    1. Ben Israel

      Israel is hardly alone as a “advanced Western society” in having leaders who are extreme womanizers. The United States had John F Kennedy as President and he carried on in the White House itself. All the political establishment AND the media knew about it but they kept quiet about it.
      Later, there was Bill Clinton. Not only did the two groups I mentioned above know about, it came out in public during his first election campaign (the Gennifer Flowers) incident. Hillary and all the feminists backed him all the way.

      Reply to Comment
    2. Ben Israel- there is NO OTHER country in the western world that has political parties women aren’t allowed to run in or be elected to.
      There is also NO OTHER country in the western world where women are recommended by the high court to sit at the back of the bus.
      In fact, there is NO OTHER country in the western world in which international women’s day is celebrated in the local media by having readers vote for the top model of year, and where most of the readers have no idea that this isn’t really the idea behind that day.

      Reply to Comment
    3. Igor

      Ben- “extreme womanizer” and rapist? Some tiny little difference here.

      Reply to Comment
    4. Ben Israel

      Igor-
      Yes, women have accused Clinton of forcing himself on them. Extreme womanizing leads to that sort of thing:

      http://www.wnd.com/?pageId=19242

      But it is important to remember. Clinton is a “progressive”, unlike Katzav, so the media and the feminists will forgive him for it.

      Tahel-
      How many Muslim women in Europe are active in politics?
      In Israel there are plenty of parties that do allow women to run for the Knesset. I suggest that you vote for one of those parties instead.

      Reply to Comment
    5. Well, you can google Hanife Karakus if you really didn’t get my point.
      (some of) Those women CHOSE not to participate- according to their customs or traditions. They aren’t FORCED by others to sit on the sidelines, even when they want to participate. Why should a woman that supports Shas’s agenda have to run for a different party? Where in the bible or shulchan aruch does it say that??
      How come hundreds of years ago RASHI’s daughters could do more than woman can today?? (including wear a talit by the way).
      There have been no new prophets and no new acts of god recently. the only thing there has been is a row of Israeli governments that have been allowing certain parties to get away with the abuse of women without ever stepping in to intervene because these govt. are paid to stay on the sidelines.
      THIS is the exact reason for why the situation in the orthodox community is deteriorating back to the dark ages, even though already a hundred years ago they were making progress in the direction of turning into thinking human beings, like their so-called-god had originally intended them to be.

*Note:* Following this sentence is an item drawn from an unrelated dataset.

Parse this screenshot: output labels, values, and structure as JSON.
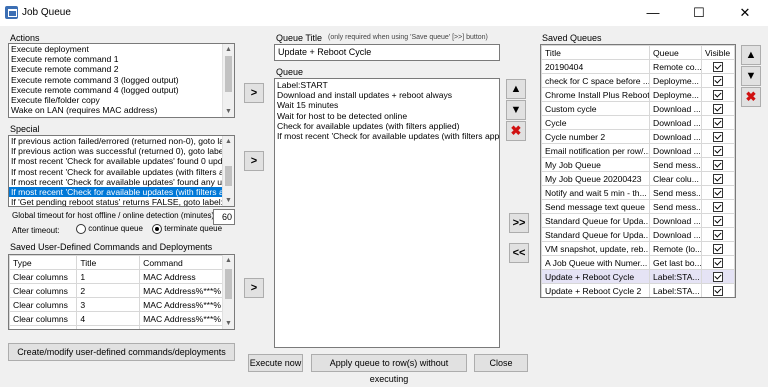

      Reply to Comment
    6. BenIsLoco

      BEN lives in hs own version of reality. A cuckoo place, none the less his version of reality.

      God bless America is all I have to say when men prefer to stand up for men’s horrors in the mid-east and pretend there is even a remote course for comparison to America.

      Long live Golda Meir who responded to a rash of rapes and said to imprison the men and not let them out of their houses after dark instead of telling the women they shouldn’t leave the house after dark. While certainly she was not perfect either, let’s get real Ben, there is no greater nation in the world for women than America in spite all it’s faults and there is no worse stone age than the mid-east.

      Reply to Comment